** Exercise **
The whole listing should be written out again exactly.

** The input **
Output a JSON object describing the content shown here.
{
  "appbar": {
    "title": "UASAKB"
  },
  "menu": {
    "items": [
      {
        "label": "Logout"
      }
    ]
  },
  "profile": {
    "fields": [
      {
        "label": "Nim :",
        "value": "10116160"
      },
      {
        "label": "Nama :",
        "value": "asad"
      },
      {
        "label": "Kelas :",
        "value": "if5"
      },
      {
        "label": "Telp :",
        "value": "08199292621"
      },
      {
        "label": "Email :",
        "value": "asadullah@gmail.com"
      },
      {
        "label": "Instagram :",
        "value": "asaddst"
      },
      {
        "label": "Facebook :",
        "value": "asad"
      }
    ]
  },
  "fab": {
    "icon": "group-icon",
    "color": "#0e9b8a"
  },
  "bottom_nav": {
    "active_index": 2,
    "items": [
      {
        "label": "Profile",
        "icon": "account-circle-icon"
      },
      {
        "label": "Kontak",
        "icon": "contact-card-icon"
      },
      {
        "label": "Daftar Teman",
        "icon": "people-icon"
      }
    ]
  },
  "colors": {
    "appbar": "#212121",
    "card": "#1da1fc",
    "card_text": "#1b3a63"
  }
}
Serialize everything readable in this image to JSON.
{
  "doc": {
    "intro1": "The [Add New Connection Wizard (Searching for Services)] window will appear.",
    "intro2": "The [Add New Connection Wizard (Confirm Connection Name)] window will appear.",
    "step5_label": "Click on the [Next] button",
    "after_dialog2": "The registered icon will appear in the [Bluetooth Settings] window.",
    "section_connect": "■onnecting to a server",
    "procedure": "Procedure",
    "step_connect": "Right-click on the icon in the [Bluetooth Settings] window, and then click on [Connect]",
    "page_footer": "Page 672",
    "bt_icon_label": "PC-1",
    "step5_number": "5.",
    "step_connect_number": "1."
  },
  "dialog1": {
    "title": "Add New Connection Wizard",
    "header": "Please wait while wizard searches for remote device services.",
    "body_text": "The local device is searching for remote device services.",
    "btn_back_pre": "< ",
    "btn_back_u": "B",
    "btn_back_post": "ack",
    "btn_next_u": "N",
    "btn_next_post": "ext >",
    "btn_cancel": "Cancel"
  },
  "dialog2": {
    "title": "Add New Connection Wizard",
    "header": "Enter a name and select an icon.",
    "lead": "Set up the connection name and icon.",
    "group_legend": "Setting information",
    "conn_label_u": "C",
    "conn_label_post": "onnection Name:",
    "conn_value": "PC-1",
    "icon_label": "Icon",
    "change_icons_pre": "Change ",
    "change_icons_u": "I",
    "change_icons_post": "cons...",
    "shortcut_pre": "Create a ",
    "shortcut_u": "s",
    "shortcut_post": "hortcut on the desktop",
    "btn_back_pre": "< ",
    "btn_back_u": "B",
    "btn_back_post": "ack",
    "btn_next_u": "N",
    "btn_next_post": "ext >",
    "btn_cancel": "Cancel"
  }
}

** Reply **
Output a JSON object describing the content shown here.
{
  "appbar": {
    "title": "UASAKB"
  },
  "menu": {
    "items": [
      {
        "label": "Logout"
      }
    ]
  },
  "profile": {
    "fields": [
      {
        "label": "Nim :",
        "value": "10116160"
      },
      {
        "label": "Nama :",
        "value": "asad"
      },
      {
        "label": "Kelas :",
        "value": "if5"
      },
      {
        "label": "Telp :",
        "value": "08199292621"
      },
      {
        "label": "Email :",
        "value": "asadullah@gmail.com"
      },
      {
        "label": "Instagram :",
        "value": "asaddst"
      },
      {
        "label": "Facebook :",
        "value": "asad"
      }
    ]
  },
  "fab": {
    "icon": "group-icon",
    "color": "#0e9b8a"
  },
  "bottom_nav": {
    "active_index": 2,
    "items": [
      {
        "label": "Profile",
        "icon": "account-circle-icon"
      },
      {
        "label": "Kontak",
        "icon": "contact-card-icon"
      },
      {
        "label": "Daftar Teman",
        "icon": "people-icon"
      }
    ]
  },
  "colors": {
    "appbar": "#212121",
    "card": "#1da1fc",
    "card_text": "#1b3a63"
  }
}
Serialize everything readable in this image to JSON.
{
  "doc": {
    "intro1": "The [Add New Connection Wizard (Searching for Services)] window will appear.",
    "intro2": "The [Add New Connection Wizard (Confirm Connection Name)] window will appear.",
    "step5_label": "Click on the [Next] button",
    "after_dialog2": "The registered icon will appear in the [Bluetooth Settings] window.",
    "section_connect": "■onnecting to a server",
    "procedure": "Procedure",
    "step_connect": "Right-click on the icon in the [Bluetooth Settings] window, and then click on [Connect]",
    "page_footer": "Page 672",
    "bt_icon_label": "PC-1",
    "step5_number": "5.",
    "step_connect_number": "1."
  },
  "dialog1": {
    "title": "Add New Connection Wizard",
    "header": "Please wait while wizard searches for remote device services.",
    "body_text": "The local device is searching for remote device services.",
    "btn_back_pre": "< ",
    "btn_back_u": "B",
    "btn_back_post": "ack",
    "btn_next_u": "N",
    "btn_next_post": "ext >",
    "btn_cancel": "Cancel"
  },
  "dialog2": {
    "title": "Add New Connection Wizard",
    "header": "Enter a name and select an icon.",
    "lead": "Set up the connection name and icon.",
    "group_legend": "Setting information",
    "conn_label_u": "C",
    "conn_label_post": "onnection Name:",
    "conn_value": "PC-1",
    "icon_label": "Icon",
    "change_icons_pre": "Change ",
    "change_icons_u": "I",
    "change_icons_post": "cons...",
    "shortcut_pre": "Create a ",
    "shortcut_u": "s",
    "shortcut_post": "hortcut on the desktop",
    "btn_back_pre": "< ",
    "btn_back_u": "B",
    "btn_back_post": "ack",
    "btn_next_u": "N",
    "btn_next_post": "ext >",
    "btn_cancel": "Cancel"
  }
}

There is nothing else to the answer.